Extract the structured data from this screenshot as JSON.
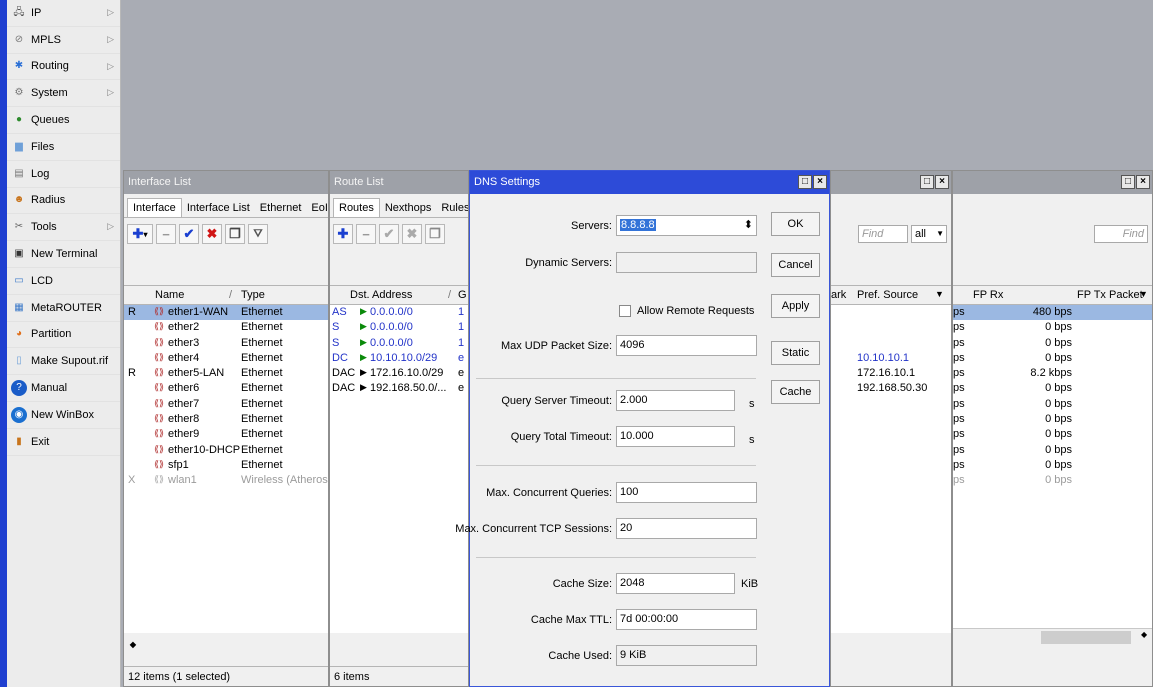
{
  "sidebar": {
    "items": [
      {
        "label": "IP",
        "icon": "ip-icon",
        "arrow": true
      },
      {
        "label": "MPLS",
        "icon": "mpls-icon",
        "arrow": true
      },
      {
        "label": "Routing",
        "icon": "routing-icon",
        "arrow": true
      },
      {
        "label": "System",
        "icon": "gear-icon",
        "arrow": true
      },
      {
        "label": "Queues",
        "icon": "queues-icon",
        "arrow": false
      },
      {
        "label": "Files",
        "icon": "folder-icon",
        "arrow": false
      },
      {
        "label": "Log",
        "icon": "document-icon",
        "arrow": false
      },
      {
        "label": "Radius",
        "icon": "users-icon",
        "arrow": false
      },
      {
        "label": "Tools",
        "icon": "tools-icon",
        "arrow": true
      },
      {
        "label": "New Terminal",
        "icon": "terminal-icon",
        "arrow": false
      },
      {
        "label": "LCD",
        "icon": "monitor-icon",
        "arrow": false
      },
      {
        "label": "MetaROUTER",
        "icon": "network-icon",
        "arrow": false
      },
      {
        "label": "Partition",
        "icon": "pie-chart-icon",
        "arrow": false
      },
      {
        "label": "Make Supout.rif",
        "icon": "file-icon",
        "arrow": false
      },
      {
        "label": "Manual",
        "icon": "help-icon",
        "arrow": false
      },
      {
        "label": "New WinBox",
        "icon": "winbox-icon",
        "arrow": false
      },
      {
        "label": "Exit",
        "icon": "exit-icon",
        "arrow": false
      }
    ]
  },
  "interface_list": {
    "title": "Interface List",
    "tabs": [
      "Interface",
      "Interface List",
      "Ethernet",
      "EoIP Tu"
    ],
    "columns": {
      "name": "Name",
      "type": "Type"
    },
    "rows": [
      {
        "flag": "R",
        "name": "ether1-WAN",
        "type": "Ethernet",
        "selected": true
      },
      {
        "flag": "",
        "name": "ether2",
        "type": "Ethernet"
      },
      {
        "flag": "",
        "name": "ether3",
        "type": "Ethernet"
      },
      {
        "flag": "",
        "name": "ether4",
        "type": "Ethernet"
      },
      {
        "flag": "R",
        "name": "ether5-LAN",
        "type": "Ethernet"
      },
      {
        "flag": "",
        "name": "ether6",
        "type": "Ethernet"
      },
      {
        "flag": "",
        "name": "ether7",
        "type": "Ethernet"
      },
      {
        "flag": "",
        "name": "ether8",
        "type": "Ethernet"
      },
      {
        "flag": "",
        "name": "ether9",
        "type": "Ethernet"
      },
      {
        "flag": "",
        "name": "ether10-DHCP",
        "type": "Ethernet"
      },
      {
        "flag": "",
        "name": "sfp1",
        "type": "Ethernet"
      },
      {
        "flag": "X",
        "name": "wlan1",
        "type": "Wireless (Atheros A",
        "disabled": true
      }
    ],
    "status": "12 items (1 selected)"
  },
  "route_list": {
    "title": "Route List",
    "tabs": [
      "Routes",
      "Nexthops",
      "Rules"
    ],
    "columns": {
      "dst": "Dst. Address",
      "g": "G"
    },
    "rows": [
      {
        "flag": "AS",
        "dst": "0.0.0.0/0",
        "g": "1",
        "blue": true
      },
      {
        "flag": "S",
        "dst": "0.0.0.0/0",
        "g": "1",
        "blue": true
      },
      {
        "flag": "S",
        "dst": "0.0.0.0/0",
        "g": "1",
        "blue": true
      },
      {
        "flag": "DC",
        "dst": "10.10.10.0/29",
        "g": "e",
        "blue": true
      },
      {
        "flag": "DAC",
        "dst": "172.16.10.0/29",
        "g": "e",
        "blue": false
      },
      {
        "flag": "DAC",
        "dst": "192.168.50.0/...",
        "g": "e",
        "blue": false
      }
    ],
    "status": "6 items"
  },
  "address_window": {
    "find_placeholder": "Find",
    "filter_value": "all",
    "columns": {
      "rk": "ark",
      "pref": "Pref. Source"
    },
    "pref_sources": [
      "",
      "",
      "",
      "10.10.10.1",
      "172.16.10.1",
      "192.168.50.30"
    ]
  },
  "traffic_window": {
    "find_placeholder": "Find",
    "columns": {
      "fp_rx": "FP Rx",
      "fp_tx": "FP Tx Packet"
    },
    "rows": [
      {
        "bps": "ps",
        "fp_rx": "480 bps",
        "selected": true
      },
      {
        "bps": "ps",
        "fp_rx": "0 bps"
      },
      {
        "bps": "ps",
        "fp_rx": "0 bps"
      },
      {
        "bps": "ps",
        "fp_rx": "0 bps"
      },
      {
        "bps": "ps",
        "fp_rx": "8.2 kbps"
      },
      {
        "bps": "ps",
        "fp_rx": "0 bps"
      },
      {
        "bps": "ps",
        "fp_rx": "0 bps"
      },
      {
        "bps": "ps",
        "fp_rx": "0 bps"
      },
      {
        "bps": "ps",
        "fp_rx": "0 bps"
      },
      {
        "bps": "ps",
        "fp_rx": "0 bps"
      },
      {
        "bps": "ps",
        "fp_rx": "0 bps"
      },
      {
        "bps": "ps",
        "fp_rx": "0 bps",
        "disabled": true
      }
    ]
  },
  "dns": {
    "title": "DNS Settings",
    "labels": {
      "servers": "Servers:",
      "dynamic_servers": "Dynamic Servers:",
      "allow_remote": "Allow Remote Requests",
      "max_udp": "Max UDP Packet Size:",
      "query_server_timeout": "Query Server Timeout:",
      "query_total_timeout": "Query Total Timeout:",
      "max_concurrent_queries": "Max. Concurrent Queries:",
      "max_concurrent_tcp": "Max. Concurrent TCP Sessions:",
      "cache_size": "Cache Size:",
      "cache_max_ttl": "Cache Max TTL:",
      "cache_used": "Cache Used:"
    },
    "values": {
      "servers": "8.8.8.8",
      "dynamic_servers": "",
      "max_udp": "4096",
      "query_server_timeout": "2.000",
      "query_total_timeout": "10.000",
      "max_concurrent_queries": "100",
      "max_concurrent_tcp": "20",
      "cache_size": "2048",
      "cache_max_ttl": "7d 00:00:00",
      "cache_used": "9 KiB"
    },
    "units": {
      "seconds": "s",
      "kib": "KiB"
    },
    "buttons": {
      "ok": "OK",
      "cancel": "Cancel",
      "apply": "Apply",
      "static": "Static",
      "cache": "Cache"
    }
  }
}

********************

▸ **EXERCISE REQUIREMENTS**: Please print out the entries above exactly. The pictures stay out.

▸ **SOLVED PROBLEM**:
Extract the structured data from this screenshot as JSON.
{
  "sidebar": {
    "items": [
      {
        "label": "IP",
        "icon": "ip-icon",
        "arrow": true
      },
      {
        "label": "MPLS",
        "icon": "mpls-icon",
        "arrow": true
      },
      {
        "label": "Routing",
        "icon": "routing-icon",
        "arrow": true
      },
      {
        "label": "System",
        "icon": "gear-icon",
        "arrow": true
      },
      {
        "label": "Queues",
        "icon": "queues-icon",
        "arrow": false
      },
      {
        "label": "Files",
        "icon": "folder-icon",
        "arrow": false
      },
      {
        "label": "Log",
        "icon": "document-icon",
        "arrow": false
      },
      {
        "label": "Radius",
        "icon": "users-icon",
        "arrow": false
      },
      {
        "label": "Tools",
        "icon": "tools-icon",
        "arrow": true
      },
      {
        "label": "New Terminal",
        "icon": "terminal-icon",
        "arrow": false
      },
      {
        "label": "LCD",
        "icon": "monitor-icon",
        "arrow": false
      },
      {
        "label": "MetaROUTER",
        "icon": "network-icon",
        "arrow": false
      },
      {
        "label": "Partition",
        "icon": "pie-chart-icon",
        "arrow": false
      },
      {
        "label": "Make Supout.rif",
        "icon": "file-icon",
        "arrow": false
      },
      {
        "label": "Manual",
        "icon": "help-icon",
        "arrow": false
      },
      {
        "label": "New WinBox",
        "icon": "winbox-icon",
        "arrow": false
      },
      {
        "label": "Exit",
        "icon": "exit-icon",
        "arrow": false
      }
    ]
  },
  "interface_list": {
    "title": "Interface List",
    "tabs": [
      "Interface",
      "Interface List",
      "Ethernet",
      "EoIP Tu"
    ],
    "columns": {
      "name": "Name",
      "type": "Type"
    },
    "rows": [
      {
        "flag": "R",
        "name": "ether1-WAN",
        "type": "Ethernet",
        "selected": true
      },
      {
        "flag": "",
        "name": "ether2",
        "type": "Ethernet"
      },
      {
        "flag": "",
        "name": "ether3",
        "type": "Ethernet"
      },
      {
        "flag": "",
        "name": "ether4",
        "type": "Ethernet"
      },
      {
        "flag": "R",
        "name": "ether5-LAN",
        "type": "Ethernet"
      },
      {
        "flag": "",
        "name": "ether6",
        "type": "Ethernet"
      },
      {
        "flag": "",
        "name": "ether7",
        "type": "Ethernet"
      },
      {
        "flag": "",
        "name": "ether8",
        "type": "Ethernet"
      },
      {
        "flag": "",
        "name": "ether9",
        "type": "Ethernet"
      },
      {
        "flag": "",
        "name": "ether10-DHCP",
        "type": "Ethernet"
      },
      {
        "flag": "",
        "name": "sfp1",
        "type": "Ethernet"
      },
      {
        "flag": "X",
        "name": "wlan1",
        "type": "Wireless (Atheros A",
        "disabled": true
      }
    ],
    "status": "12 items (1 selected)"
  },
  "route_list": {
    "title": "Route List",
    "tabs": [
      "Routes",
      "Nexthops",
      "Rules"
    ],
    "columns": {
      "dst": "Dst. Address",
      "g": "G"
    },
    "rows": [
      {
        "flag": "AS",
        "dst": "0.0.0.0/0",
        "g": "1",
        "blue": true
      },
      {
        "flag": "S",
        "dst": "0.0.0.0/0",
        "g": "1",
        "blue": true
      },
      {
        "flag": "S",
        "dst": "0.0.0.0/0",
        "g": "1",
        "blue": true
      },
      {
        "flag": "DC",
        "dst": "10.10.10.0/29",
        "g": "e",
        "blue": true
      },
      {
        "flag": "DAC",
        "dst": "172.16.10.0/29",
        "g": "e",
        "blue": false
      },
      {
        "flag": "DAC",
        "dst": "192.168.50.0/...",
        "g": "e",
        "blue": false
      }
    ],
    "status": "6 items"
  },
  "address_window": {
    "find_placeholder": "Find",
    "filter_value": "all",
    "columns": {
      "rk": "ark",
      "pref": "Pref. Source"
    },
    "pref_sources": [
      "",
      "",
      "",
      "10.10.10.1",
      "172.16.10.1",
      "192.168.50.30"
    ]
  },
  "traffic_window": {
    "find_placeholder": "Find",
    "columns": {
      "fp_rx": "FP Rx",
      "fp_tx": "FP Tx Packet"
    },
    "rows": [
      {
        "bps": "ps",
        "fp_rx": "480 bps",
        "selected": true
      },
      {
        "bps": "ps",
        "fp_rx": "0 bps"
      },
      {
        "bps": "ps",
        "fp_rx": "0 bps"
      },
      {
        "bps": "ps",
        "fp_rx": "0 bps"
      },
      {
        "bps": "ps",
        "fp_rx": "8.2 kbps"
      },
      {
        "bps": "ps",
        "fp_rx": "0 bps"
      },
      {
        "bps": "ps",
        "fp_rx": "0 bps"
      },
      {
        "bps": "ps",
        "fp_rx": "0 bps"
      },
      {
        "bps": "ps",
        "fp_rx": "0 bps"
      },
      {
        "bps": "ps",
        "fp_rx": "0 bps"
      },
      {
        "bps": "ps",
        "fp_rx": "0 bps"
      },
      {
        "bps": "ps",
        "fp_rx": "0 bps",
        "disabled": true
      }
    ]
  },
  "dns": {
    "title": "DNS Settings",
    "labels": {
      "servers": "Servers:",
      "dynamic_servers": "Dynamic Servers:",
      "allow_remote": "Allow Remote Requests",
      "max_udp": "Max UDP Packet Size:",
      "query_server_timeout": "Query Server Timeout:",
      "query_total_timeout": "Query Total Timeout:",
      "max_concurrent_queries": "Max. Concurrent Queries:",
      "max_concurrent_tcp": "Max. Concurrent TCP Sessions:",
      "cache_size": "Cache Size:",
      "cache_max_ttl": "Cache Max TTL:",
      "cache_used": "Cache Used:"
    },
    "values": {
      "servers": "8.8.8.8",
      "dynamic_servers": "",
      "max_udp": "4096",
      "query_server_timeout": "2.000",
      "query_total_timeout": "10.000",
      "max_concurrent_queries": "100",
      "max_concurrent_tcp": "20",
      "cache_size": "2048",
      "cache_max_ttl": "7d 00:00:00",
      "cache_used": "9 KiB"
    },
    "units": {
      "seconds": "s",
      "kib": "KiB"
    },
    "buttons": {
      "ok": "OK",
      "cancel": "Cancel",
      "apply": "Apply",
      "static": "Static",
      "cache": "Cache"
    }
  }
}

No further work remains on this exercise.